A heaping tablespoonful of passion and a whole lot of fun are all the ingredients you need to host the perfect holiday dinner party at home. And take that advice from an expert.
“I do plan for some of the basics,” says Michael Aram, home decor and gift designer extraordinaire, who was on hand recently at Neiman Marcus to personally introduce his fall/winter collection, “but you also need a certain spontaneity to it all. After all, it feels wonderful to be inspired.”
Aram shared his little secrets with CultureMap during his visit here to The Galleria store while personalizing gifts with his signature using a dentist’s drill for engraving. “I laugh that dentistry is my second calling,” he says.
Aram scrutinizes his serving platters and dinnerware the night before the big event. “I actually take Post-its and place them on the plates so I remember what food to place there . . . and not forget about any dishes in the fridge,” he says. “I truly believe in oven-to-table serving.”
You can peruse Aram’s exquisite casserole holders in-store or on his website, particularly the new Sleepy Hollow collection with porcelain dishes that fit snuggly into elegant footed nickelplate holders for a beautiful presentation, for inspiration. His full lines of dinnerware are meant to mix and match with interchangeable organic patterns such as Black Orchid, Botanical Leaf, Olive Branch, Cast Iron and Silversmith.
Mix and Match
Speaking of mix and match, one of Aram’s signature approaches in his designs is the combination of different metals in a single piece. “It adds so much richness and makes items look and feel so jewelry-like,” he says. An excellent example is Aram’s partridge in a pear tree ornament, in which he integrates the beauty of silverplate and goldplate into one object.

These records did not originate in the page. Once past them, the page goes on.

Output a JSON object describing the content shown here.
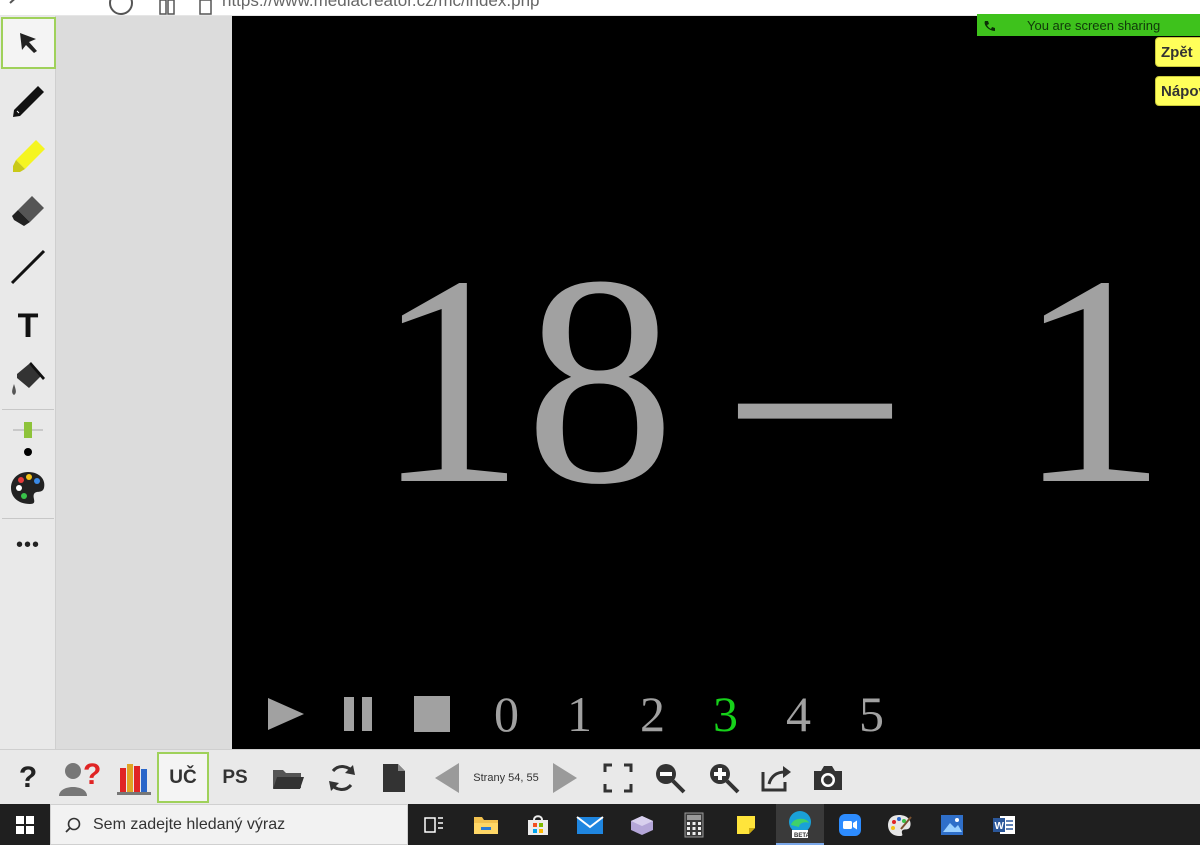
{
  "browser": {
    "url": "https://www.mediacreator.cz/mc/index.php"
  },
  "share_banner": {
    "text": "You are screen sharing",
    "color": "#3ec21c"
  },
  "side_buttons": [
    {
      "label": "Zpět"
    },
    {
      "label": "Nápověda"
    }
  ],
  "stage": {
    "expression": {
      "left": "18",
      "operator": "–",
      "right": "1"
    },
    "steps": [
      "0",
      "1",
      "2",
      "3",
      "4",
      "5"
    ],
    "active_step": "3",
    "active_color": "#16d21a"
  },
  "left_tools": [
    {
      "icon": "cursor-arrow-icon",
      "selected": true
    },
    {
      "icon": "pen-icon"
    },
    {
      "icon": "highlighter-icon"
    },
    {
      "icon": "eraser-icon"
    },
    {
      "icon": "line-icon"
    },
    {
      "icon": "text-tool-icon",
      "label": "T"
    },
    {
      "icon": "fill-bucket-icon"
    },
    {
      "icon": "line-width-icon"
    },
    {
      "icon": "color-palette-icon"
    },
    {
      "icon": "more-icon",
      "label": "•••"
    }
  ],
  "bottom_toolbar": {
    "help_label": "?",
    "uc_label": "UČ",
    "ps_label": "PS",
    "pages_label": "Strany 54, 55"
  },
  "taskbar": {
    "search_placeholder": "Sem zadejte hledaný výraz"
  }
}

Once the serving pieces and plate selection are in place, Aram determines the foundation for the table layout, whether it be a cloth covering or runner to set the stage. “I really don’t want a lot of color on the table,” he says. “Rather, the food should stand out.”
Old and New

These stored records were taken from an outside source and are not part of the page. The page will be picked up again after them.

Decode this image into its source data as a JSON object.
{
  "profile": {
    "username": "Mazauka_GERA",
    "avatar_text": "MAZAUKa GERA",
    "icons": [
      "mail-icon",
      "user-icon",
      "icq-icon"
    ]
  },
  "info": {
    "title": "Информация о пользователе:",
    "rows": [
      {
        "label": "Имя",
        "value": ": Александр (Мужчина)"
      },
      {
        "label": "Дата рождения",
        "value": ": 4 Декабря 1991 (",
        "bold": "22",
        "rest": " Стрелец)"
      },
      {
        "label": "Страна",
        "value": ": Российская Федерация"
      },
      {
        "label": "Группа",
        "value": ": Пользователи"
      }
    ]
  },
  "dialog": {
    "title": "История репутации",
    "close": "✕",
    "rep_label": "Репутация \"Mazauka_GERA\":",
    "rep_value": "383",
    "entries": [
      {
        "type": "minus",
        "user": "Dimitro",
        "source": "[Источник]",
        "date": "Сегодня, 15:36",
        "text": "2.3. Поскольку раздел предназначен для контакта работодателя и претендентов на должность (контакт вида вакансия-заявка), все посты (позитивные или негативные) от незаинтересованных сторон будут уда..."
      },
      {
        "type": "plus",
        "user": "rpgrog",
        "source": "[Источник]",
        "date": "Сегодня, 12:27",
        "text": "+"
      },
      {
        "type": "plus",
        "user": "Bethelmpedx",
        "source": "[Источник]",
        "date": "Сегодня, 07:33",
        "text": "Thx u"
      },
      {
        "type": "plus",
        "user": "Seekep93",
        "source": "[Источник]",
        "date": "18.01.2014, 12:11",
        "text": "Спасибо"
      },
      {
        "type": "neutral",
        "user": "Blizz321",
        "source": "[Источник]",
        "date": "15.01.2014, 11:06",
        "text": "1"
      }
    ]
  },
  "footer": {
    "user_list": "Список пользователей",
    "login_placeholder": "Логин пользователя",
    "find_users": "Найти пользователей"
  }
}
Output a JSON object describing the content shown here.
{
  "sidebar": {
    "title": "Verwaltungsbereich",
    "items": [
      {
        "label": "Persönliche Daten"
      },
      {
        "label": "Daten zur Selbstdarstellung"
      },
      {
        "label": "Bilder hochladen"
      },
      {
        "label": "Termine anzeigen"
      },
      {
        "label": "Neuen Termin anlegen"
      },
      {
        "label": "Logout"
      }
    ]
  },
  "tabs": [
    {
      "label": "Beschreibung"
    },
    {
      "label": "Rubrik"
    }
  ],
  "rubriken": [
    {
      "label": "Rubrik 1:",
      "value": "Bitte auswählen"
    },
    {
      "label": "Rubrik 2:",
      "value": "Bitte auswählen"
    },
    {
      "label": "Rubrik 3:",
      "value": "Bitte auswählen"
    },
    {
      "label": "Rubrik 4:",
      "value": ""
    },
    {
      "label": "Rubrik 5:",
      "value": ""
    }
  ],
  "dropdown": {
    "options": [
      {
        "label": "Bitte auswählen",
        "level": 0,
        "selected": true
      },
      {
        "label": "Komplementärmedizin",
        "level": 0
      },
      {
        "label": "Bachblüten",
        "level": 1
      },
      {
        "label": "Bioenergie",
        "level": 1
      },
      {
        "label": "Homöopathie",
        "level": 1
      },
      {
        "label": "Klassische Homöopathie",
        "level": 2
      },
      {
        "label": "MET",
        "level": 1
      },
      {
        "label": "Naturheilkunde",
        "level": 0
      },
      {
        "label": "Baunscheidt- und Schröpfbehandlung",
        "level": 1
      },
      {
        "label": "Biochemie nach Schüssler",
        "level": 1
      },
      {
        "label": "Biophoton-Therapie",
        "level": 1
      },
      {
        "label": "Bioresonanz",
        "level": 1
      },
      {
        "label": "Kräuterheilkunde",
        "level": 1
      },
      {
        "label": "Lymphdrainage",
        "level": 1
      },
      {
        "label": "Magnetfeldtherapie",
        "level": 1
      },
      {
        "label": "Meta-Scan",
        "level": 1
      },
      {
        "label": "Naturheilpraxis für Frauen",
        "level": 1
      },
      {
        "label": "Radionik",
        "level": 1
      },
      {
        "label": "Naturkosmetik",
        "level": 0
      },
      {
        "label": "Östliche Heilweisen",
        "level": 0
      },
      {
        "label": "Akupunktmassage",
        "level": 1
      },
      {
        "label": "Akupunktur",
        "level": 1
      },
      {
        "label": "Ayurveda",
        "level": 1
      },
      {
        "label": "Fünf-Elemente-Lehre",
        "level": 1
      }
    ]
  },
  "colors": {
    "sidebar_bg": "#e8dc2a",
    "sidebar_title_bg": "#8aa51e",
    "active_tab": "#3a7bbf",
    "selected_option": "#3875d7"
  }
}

“I like combining things from different eras,” Aram says. “My grandmother’s plates are really too small for dining, so I use them in different ways. Or I’ll take an old champagne flute and use it for a flower vase. I love to bring memories of different family members to the table.”

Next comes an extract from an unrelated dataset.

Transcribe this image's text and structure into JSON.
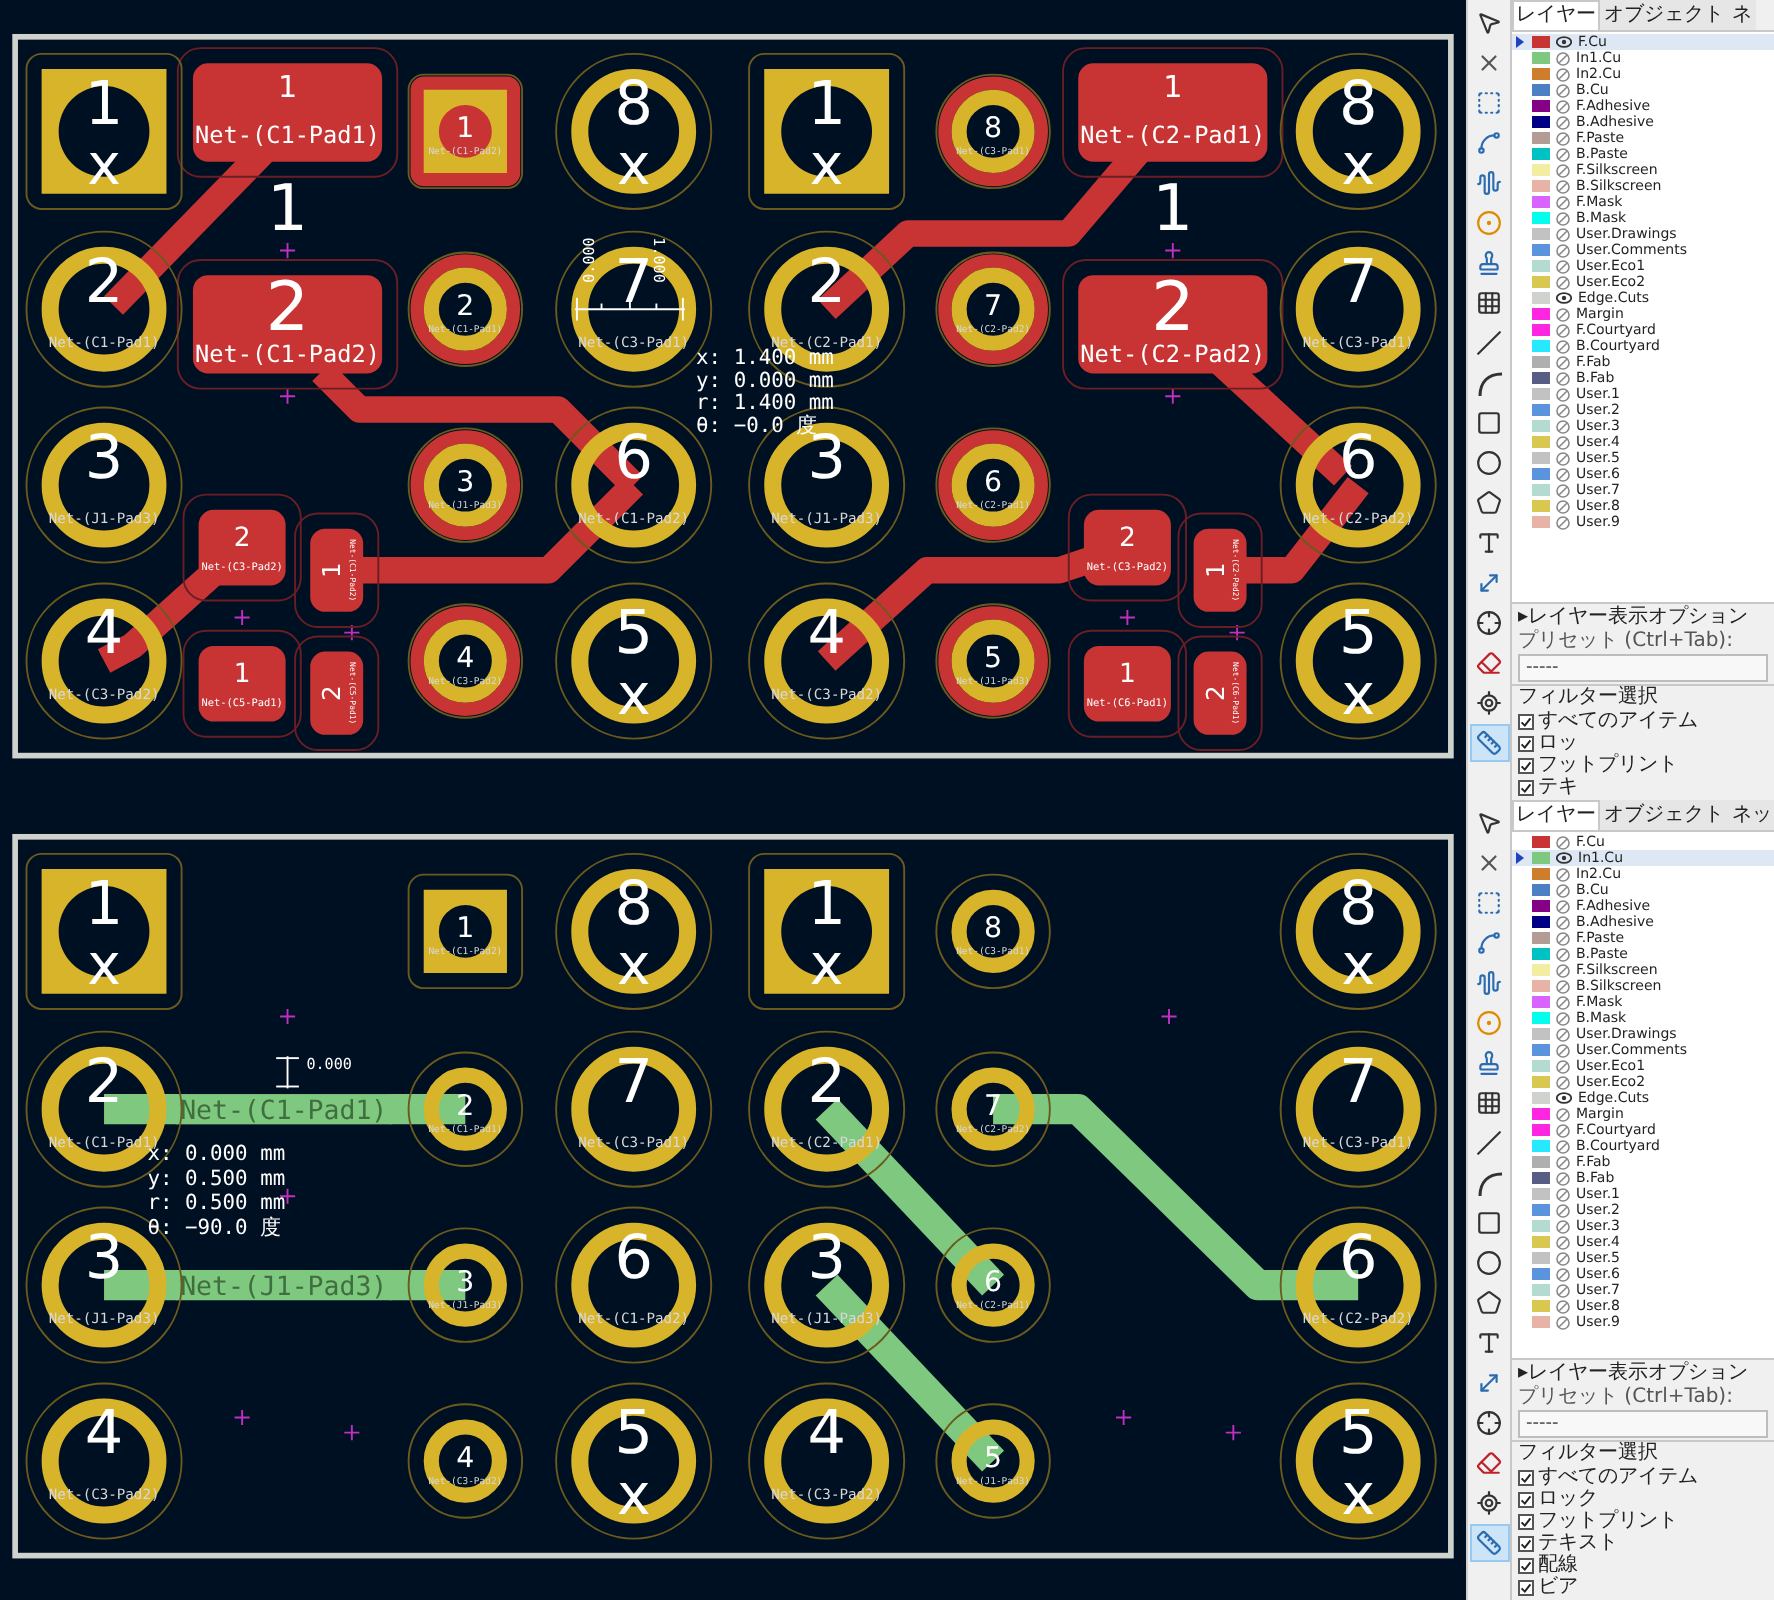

"I always serve my guests first, and then introduce them to the bar. I want my guests to feel at home.”
Alongside meaningful family heirlooms, Aram pairs contemporary pieces, such as his new grape leaf snack plates in bright enamel finishes inspired by his days as a youth helping roll dolmas for special occasions.
“As you can see, my drive comes from nature in all its forms,” Aram notes. “I’ll use dried leaves and vines with fresh flowers. I believe all stages of nature, living and not, just amplify the beauty.”
He often goes out to his garden the morning of the dinner party, collecting seasonal treasures such as twigs and small branches, which he spray paints gold or silver and then arranges on the table. A quick trip to the nearest grocery store brings white roses to the setting, easily cut into delicate accents when placed in votive candleholders.
“The table should shimmer,” Aram says. “I don’t like a lot of lighting.”
Aram always sets up a self-serve bar in advance, using large-scale ice buckets to chill water, wine and champagne. A popular item in his bar ensemble is the cool and stylish Bark ice bucket in polished aluminum with stainless steel insert. The Forest Leaf Collection piece is highly textured and topped with a branch-handle lid.
He slices lemons and limes and readies other cocktail condiments so everything is available when guests arrive. Drinkware is in clear view and easily accessible, as are napkins, ice scoops, tongs, swizzle sticks, etc. “I always serve my guests first, and then introduce them to the bar,” Aram says. “I want my guests to feel at home.”
The Host or Hostess with the Mostest
Aram says that graciousness should be extended to even those unexpected guests. “I don’t fret if someone brings a friend,” Aram says. “My policy is ‘open door, open heart.’"
And he keeps a few extra gifts on hand for just those circumstances. He'll use his Christmas ornaments as napkin rings for everyone to take home. Think golden acorns, forged snowflakes, leafy crosses and whimsical, "jazz hands" snowmen, all in magical metals. He's also known to set out his charming mini-frames as place card holders as another gift option.
“Once that first guest arrives, you are that gracious host or hostess,” Aram says. “The party has started, and there’s no turning back. If you’re at ease, then your guests will be at ease, too.”